Citrix and FireEye have teamed up to provide sysadmins with an IoC scanner that shows whether a Citrix ADC, Gateway or SD-WAN WANOP appliance has been compromised via CVE-2019-19781.
Finding evidence of compromise
By now it should be widely known that CVE-2019-19781 – aka “Shitrix” – is a real and present danger: exploits for it abound and attackers are using them, while we wait for fixes for all affected devices to be released.
Though the number of vulnerable Citrix endpoints is declining rather quickly, we don’t know have many have been compromised since the start of the attacks.
Nearly two weeks ago, TrustedSec created a list of locations and indicators to search for on potentially compromised Citrix ADC hosts and shared instructions on how to check for them.
Citrix’s and FireEye’s new tool makes the search for IoCs much easier.
About the CVE-2019-19781 IoC scanner
The IoC Scanner (as they call it) can be run directly on a live Citrix ADC, Gateway, or SD-WAN WANOP system, or can be used to inspect a mounted forensic image.
The tool can be used to inspect a mounted forensic image or on a live system. If used on the latter, it will scan files, processes, and ports for known indicators, and analyze available log sources and system forensic artifacts to identify evidence of successful exploitation of the flaw.
Its output will tell users whether there is:
- Strong evidence of compromise (e.g., unexpected processes, listening UDP ports, web access logs showing exploit HTTP requests, etc.)
- Evidence of the system having been successfully probed for the flaw
- Evidence of unsuccessful vulnerability scanning (attempts to scan or exploit the system did not succeed).
“Remember, the tool will not make an assertion that a system has not been compromised. The tool will only state when IoCs are identified,” FireEye made sure to point out.

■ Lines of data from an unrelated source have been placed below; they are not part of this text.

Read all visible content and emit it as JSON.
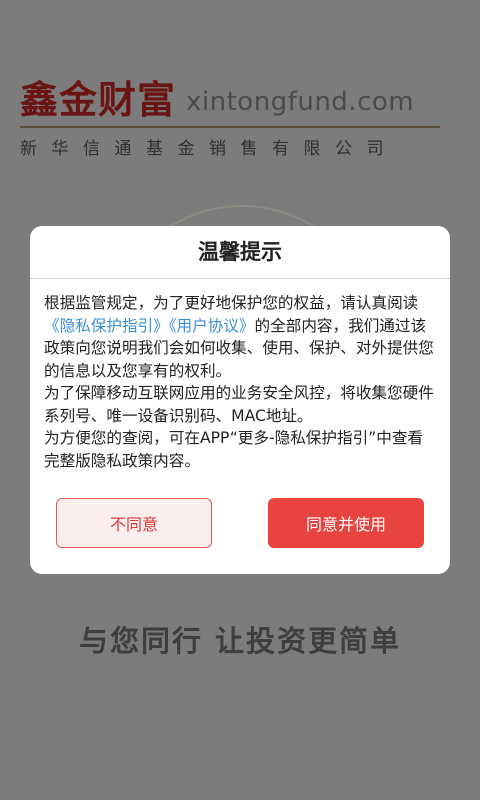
{
  "logo": {
    "brand_cn": "鑫金财富",
    "domain": "xintongfund.com",
    "company": "新华信通基金销售有限公司"
  },
  "slogan": "与您同行 让投资更简单",
  "dialog": {
    "title": "温馨提示",
    "para1_prefix": "根据监管规定，为了更好地保护您的权益，请认真阅读",
    "privacy_link": "《隐私保护指引》",
    "user_link": "《用户协议》",
    "para1_suffix": "的全部内容，我们通过该政策向您说明我们会如何收集、使用、保护、对外提供您的信息以及您享有的权利。",
    "para2": "为了保障移动互联网应用的业务安全风控，将收集您硬件系列号、唯一设备识别码、MAC地址。",
    "para3": "为方便您的查阅，可在APP“更多-隐私保护指引”中查看完整版隐私政策内容。",
    "deny_label": "不同意",
    "agree_label": "同意并使用"
  },
  "colors": {
    "accent": "#e8443f",
    "link": "#3b8fd6",
    "overlay": "#7c7c7c"
  }
}
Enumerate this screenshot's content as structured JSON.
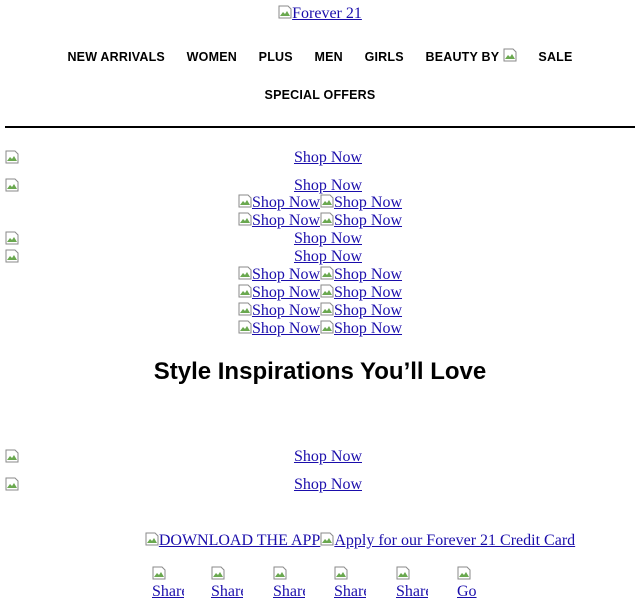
{
  "header": {
    "logo_alt": "Forever 21"
  },
  "nav": {
    "items": [
      "NEW ARRIVALS",
      "WOMEN",
      "PLUS",
      "MEN",
      "GIRLS",
      "BEAUTY BY",
      "SALE"
    ],
    "special": "SPECIAL OFFERS"
  },
  "banners": {
    "shop_now": "Shop Now"
  },
  "section": {
    "heading": "Style Inspirations You’ll Love"
  },
  "footer": {
    "download_app": "DOWNLOAD THE APP",
    "credit_card": "Apply for our Forever 21 Credit Card",
    "social": [
      "Share",
      "Share",
      "Share",
      "Share",
      "Share",
      "Go"
    ]
  },
  "icons": {
    "broken_image": "broken-image-icon"
  },
  "colors": {
    "link": "#1a0dab",
    "rule": "#000000"
  }
}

“It will also not provide formal malware family names of all malicious tools and scripts identified on compromised systems, nor will it identify the existence of all malware or evidence of compromise on the system. The tool is limited to the tool-related indicators that FireEye is aware of at the time of release of the tool or tool-related indicators.”
They did not say whether they intend to update it with new indicators as they become aware of them.

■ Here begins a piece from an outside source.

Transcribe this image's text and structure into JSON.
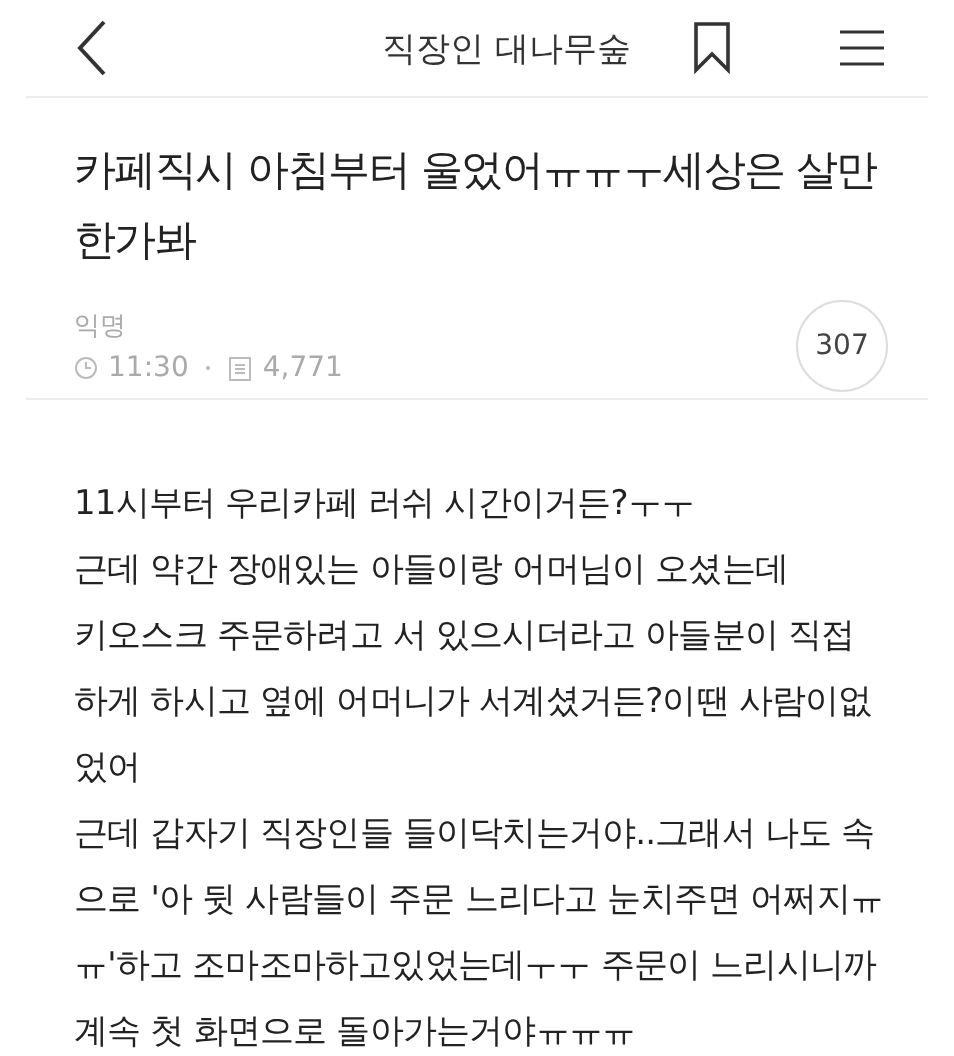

Also, they noted that “there are limitations in what the tool will be able to accomplish and therefore executing the tool should not be considered a guarantee that a system is free of compromise. For example, log files on the system with evidence of compromise may have truncated or rolled, the system may have been rebooted, or an attacker may have tampered with the system to remove evidence of compromise and/or installed a rootkit that masks evidence of compromise.”

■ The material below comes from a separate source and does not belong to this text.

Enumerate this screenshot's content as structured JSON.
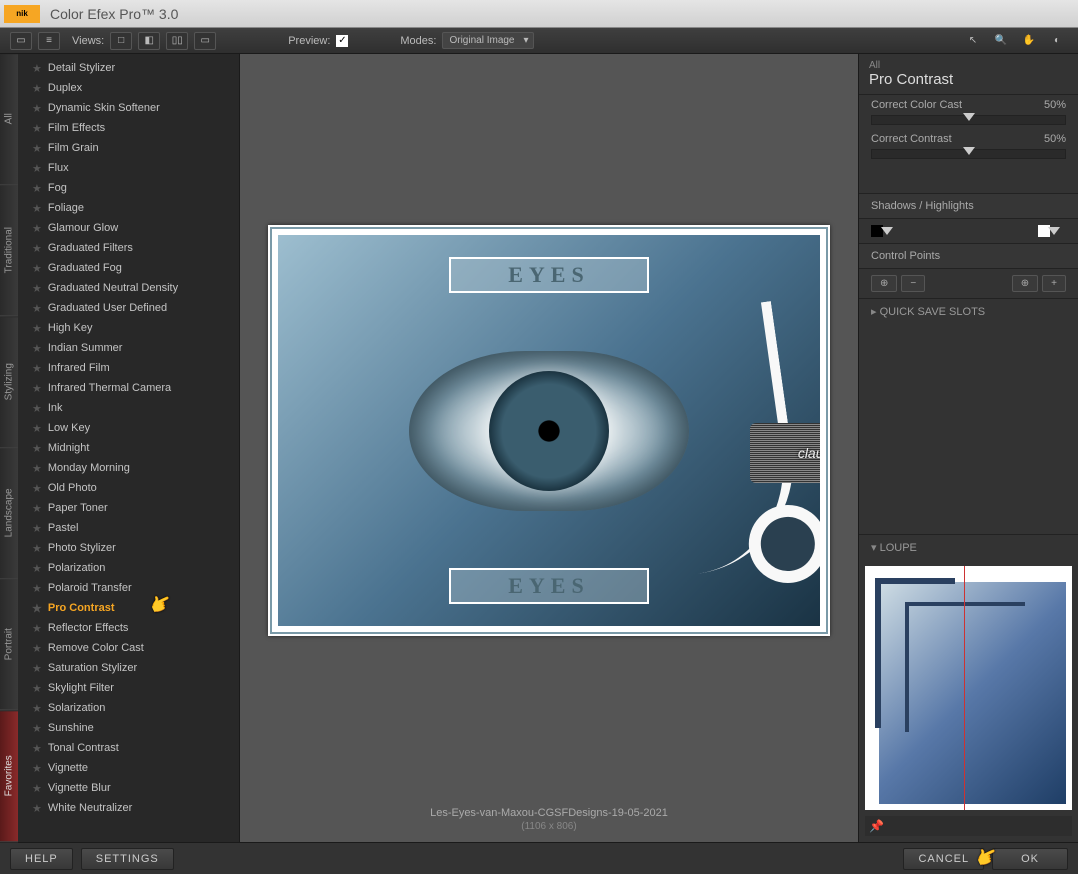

But if the tool shows that IoCs are present, admins should definitely initiate a forensic investigation to determine the scope of the compromise.